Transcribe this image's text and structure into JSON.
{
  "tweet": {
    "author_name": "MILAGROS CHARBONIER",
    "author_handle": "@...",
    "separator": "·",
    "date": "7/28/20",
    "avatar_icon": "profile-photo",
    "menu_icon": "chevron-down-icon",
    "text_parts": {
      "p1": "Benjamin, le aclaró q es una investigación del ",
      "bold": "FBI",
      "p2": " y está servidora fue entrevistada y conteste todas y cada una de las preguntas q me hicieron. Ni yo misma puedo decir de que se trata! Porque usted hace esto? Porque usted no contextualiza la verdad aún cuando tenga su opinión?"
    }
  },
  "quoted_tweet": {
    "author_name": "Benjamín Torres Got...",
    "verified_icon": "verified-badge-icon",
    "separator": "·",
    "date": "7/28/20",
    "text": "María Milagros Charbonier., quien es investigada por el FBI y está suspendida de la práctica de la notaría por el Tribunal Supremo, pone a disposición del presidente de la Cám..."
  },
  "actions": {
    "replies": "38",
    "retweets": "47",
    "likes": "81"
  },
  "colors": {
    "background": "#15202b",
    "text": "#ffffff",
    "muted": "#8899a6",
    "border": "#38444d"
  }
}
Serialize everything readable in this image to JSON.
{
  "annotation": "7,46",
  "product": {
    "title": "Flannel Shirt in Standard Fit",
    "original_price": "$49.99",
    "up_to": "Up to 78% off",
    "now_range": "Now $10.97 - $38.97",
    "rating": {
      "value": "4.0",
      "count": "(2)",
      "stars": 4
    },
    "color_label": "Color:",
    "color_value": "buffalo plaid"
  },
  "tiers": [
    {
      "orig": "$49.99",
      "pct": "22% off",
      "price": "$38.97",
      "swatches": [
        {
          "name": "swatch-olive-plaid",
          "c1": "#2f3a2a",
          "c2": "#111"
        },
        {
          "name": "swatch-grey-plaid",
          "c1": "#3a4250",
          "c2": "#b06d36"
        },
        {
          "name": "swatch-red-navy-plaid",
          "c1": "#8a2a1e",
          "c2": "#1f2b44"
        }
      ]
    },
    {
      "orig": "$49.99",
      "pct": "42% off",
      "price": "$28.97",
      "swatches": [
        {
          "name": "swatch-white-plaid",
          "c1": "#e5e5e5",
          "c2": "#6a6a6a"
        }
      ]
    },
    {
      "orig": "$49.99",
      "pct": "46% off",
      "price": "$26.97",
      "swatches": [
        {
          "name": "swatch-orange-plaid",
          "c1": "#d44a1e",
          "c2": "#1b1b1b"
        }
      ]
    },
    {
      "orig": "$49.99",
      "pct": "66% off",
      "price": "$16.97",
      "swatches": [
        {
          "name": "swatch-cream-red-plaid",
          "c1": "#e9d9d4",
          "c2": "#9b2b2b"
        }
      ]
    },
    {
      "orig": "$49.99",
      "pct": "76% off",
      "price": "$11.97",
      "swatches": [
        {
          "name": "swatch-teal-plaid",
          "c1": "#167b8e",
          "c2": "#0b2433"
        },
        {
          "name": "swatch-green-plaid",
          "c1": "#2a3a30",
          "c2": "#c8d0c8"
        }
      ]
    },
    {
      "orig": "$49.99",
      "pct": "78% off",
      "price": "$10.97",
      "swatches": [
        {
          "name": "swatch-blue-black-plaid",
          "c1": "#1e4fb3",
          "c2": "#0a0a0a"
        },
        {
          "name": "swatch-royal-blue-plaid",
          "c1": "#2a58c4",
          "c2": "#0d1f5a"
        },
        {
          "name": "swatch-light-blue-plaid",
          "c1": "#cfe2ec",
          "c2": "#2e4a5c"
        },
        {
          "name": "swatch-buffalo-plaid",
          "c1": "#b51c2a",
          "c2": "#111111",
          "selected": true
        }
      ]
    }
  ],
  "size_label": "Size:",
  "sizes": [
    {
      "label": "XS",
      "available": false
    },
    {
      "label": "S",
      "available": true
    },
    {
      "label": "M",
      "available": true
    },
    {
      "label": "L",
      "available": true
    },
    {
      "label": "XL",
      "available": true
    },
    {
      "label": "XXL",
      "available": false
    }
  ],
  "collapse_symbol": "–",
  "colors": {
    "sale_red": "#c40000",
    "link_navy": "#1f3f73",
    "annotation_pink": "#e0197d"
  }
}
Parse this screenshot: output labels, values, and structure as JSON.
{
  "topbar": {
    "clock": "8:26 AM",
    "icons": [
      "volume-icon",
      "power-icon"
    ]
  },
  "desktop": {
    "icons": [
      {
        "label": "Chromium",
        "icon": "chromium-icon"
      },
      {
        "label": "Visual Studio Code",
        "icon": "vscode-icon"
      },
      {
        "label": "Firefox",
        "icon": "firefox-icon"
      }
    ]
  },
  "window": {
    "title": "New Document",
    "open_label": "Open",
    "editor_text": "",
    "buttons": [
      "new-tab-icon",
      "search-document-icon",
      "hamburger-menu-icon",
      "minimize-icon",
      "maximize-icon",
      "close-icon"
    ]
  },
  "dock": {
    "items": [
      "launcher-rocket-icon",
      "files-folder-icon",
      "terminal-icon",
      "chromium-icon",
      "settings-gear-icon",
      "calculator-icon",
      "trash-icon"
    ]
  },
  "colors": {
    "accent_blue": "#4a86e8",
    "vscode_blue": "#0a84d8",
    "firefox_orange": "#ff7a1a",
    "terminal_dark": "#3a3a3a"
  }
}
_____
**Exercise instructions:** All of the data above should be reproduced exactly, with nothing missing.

**The answer:**
Transcribe this image's text and structure into JSON.
{
  "tweet": {
    "author_name": "MILAGROS CHARBONIER",
    "author_handle": "@...",
    "separator": "·",
    "date": "7/28/20",
    "avatar_icon": "profile-photo",
    "menu_icon": "chevron-down-icon",
    "text_parts": {
      "p1": "Benjamin, le aclaró q es una investigación del ",
      "bold": "FBI",
      "p2": " y está servidora fue entrevistada y conteste todas y cada una de las preguntas q me hicieron. Ni yo misma puedo decir de que se trata! Porque usted hace esto? Porque usted no contextualiza la verdad aún cuando tenga su opinión?"
    }
  },
  "quoted_tweet": {
    "author_name": "Benjamín Torres Got...",
    "verified_icon": "verified-badge-icon",
    "separator": "·",
    "date": "7/28/20",
    "text": "María Milagros Charbonier., quien es investigada por el FBI y está suspendida de la práctica de la notaría por el Tribunal Supremo, pone a disposición del presidente de la Cám..."
  },
  "actions": {
    "replies": "38",
    "retweets": "47",
    "likes": "81"
  },
  "colors": {
    "background": "#15202b",
    "text": "#ffffff",
    "muted": "#8899a6",
    "border": "#38444d"
  }
}
Serialize everything readable in this image to JSON.
{
  "annotation": "7,46",
  "product": {
    "title": "Flannel Shirt in Standard Fit",
    "original_price": "$49.99",
    "up_to": "Up to 78% off",
    "now_range": "Now $10.97 - $38.97",
    "rating": {
      "value": "4.0",
      "count": "(2)",
      "stars": 4
    },
    "color_label": "Color:",
    "color_value": "buffalo plaid"
  },
  "tiers": [
    {
      "orig": "$49.99",
      "pct": "22% off",
      "price": "$38.97",
      "swatches": [
        {
          "name": "swatch-olive-plaid",
          "c1": "#2f3a2a",
          "c2": "#111"
        },
        {
          "name": "swatch-grey-plaid",
          "c1": "#3a4250",
          "c2": "#b06d36"
        },
        {
          "name": "swatch-red-navy-plaid",
          "c1": "#8a2a1e",
          "c2": "#1f2b44"
        }
      ]
    },
    {
      "orig": "$49.99",
      "pct": "42% off",
      "price": "$28.97",
      "swatches": [
        {
          "name": "swatch-white-plaid",
          "c1": "#e5e5e5",
          "c2": "#6a6a6a"
        }
      ]
    },
    {
      "orig": "$49.99",
      "pct": "46% off",
      "price": "$26.97",
      "swatches": [
        {
          "name": "swatch-orange-plaid",
          "c1": "#d44a1e",
          "c2": "#1b1b1b"
        }
      ]
    },
    {
      "orig": "$49.99",
      "pct": "66% off",
      "price": "$16.97",
      "swatches": [
        {
          "name": "swatch-cream-red-plaid",
          "c1": "#e9d9d4",
          "c2": "#9b2b2b"
        }
      ]
    },
    {
      "orig": "$49.99",
      "pct": "76% off",
      "price": "$11.97",
      "swatches": [
        {
          "name": "swatch-teal-plaid",
          "c1": "#167b8e",
          "c2": "#0b2433"
        },
        {
          "name": "swatch-green-plaid",
          "c1": "#2a3a30",
          "c2": "#c8d0c8"
        }
      ]
    },
    {
      "orig": "$49.99",
      "pct": "78% off",
      "price": "$10.97",
      "swatches": [
        {
          "name": "swatch-blue-black-plaid",
          "c1": "#1e4fb3",
          "c2": "#0a0a0a"
        },
        {
          "name": "swatch-royal-blue-plaid",
          "c1": "#2a58c4",
          "c2": "#0d1f5a"
        },
        {
          "name": "swatch-light-blue-plaid",
          "c1": "#cfe2ec",
          "c2": "#2e4a5c"
        },
        {
          "name": "swatch-buffalo-plaid",
          "c1": "#b51c2a",
          "c2": "#111111",
          "selected": true
        }
      ]
    }
  ],
  "size_label": "Size:",
  "sizes": [
    {
      "label": "XS",
      "available": false
    },
    {
      "label": "S",
      "available": true
    },
    {
      "label": "M",
      "available": true
    },
    {
      "label": "L",
      "available": true
    },
    {
      "label": "XL",
      "available": true
    },
    {
      "label": "XXL",
      "available": false
    }
  ],
  "collapse_symbol": "–",
  "colors": {
    "sale_red": "#c40000",
    "link_navy": "#1f3f73",
    "annotation_pink": "#e0197d"
  }
}
Parse this screenshot: output labels, values, and structure as JSON.
{
  "topbar": {
    "clock": "8:26 AM",
    "icons": [
      "volume-icon",
      "power-icon"
    ]
  },
  "desktop": {
    "icons": [
      {
        "label": "Chromium",
        "icon": "chromium-icon"
      },
      {
        "label": "Visual Studio Code",
        "icon": "vscode-icon"
      },
      {
        "label": "Firefox",
        "icon": "firefox-icon"
      }
    ]
  },
  "window": {
    "title": "New Document",
    "open_label": "Open",
    "editor_text": "",
    "buttons": [
      "new-tab-icon",
      "search-document-icon",
      "hamburger-menu-icon",
      "minimize-icon",
      "maximize-icon",
      "close-icon"
    ]
  },
  "dock": {
    "items": [
      "launcher-rocket-icon",
      "files-folder-icon",
      "terminal-icon",
      "chromium-icon",
      "settings-gear-icon",
      "calculator-icon",
      "trash-icon"
    ]
  },
  "colors": {
    "accent_blue": "#4a86e8",
    "vscode_blue": "#0a84d8",
    "firefox_orange": "#ff7a1a",
    "terminal_dark": "#3a3a3a"
  }
}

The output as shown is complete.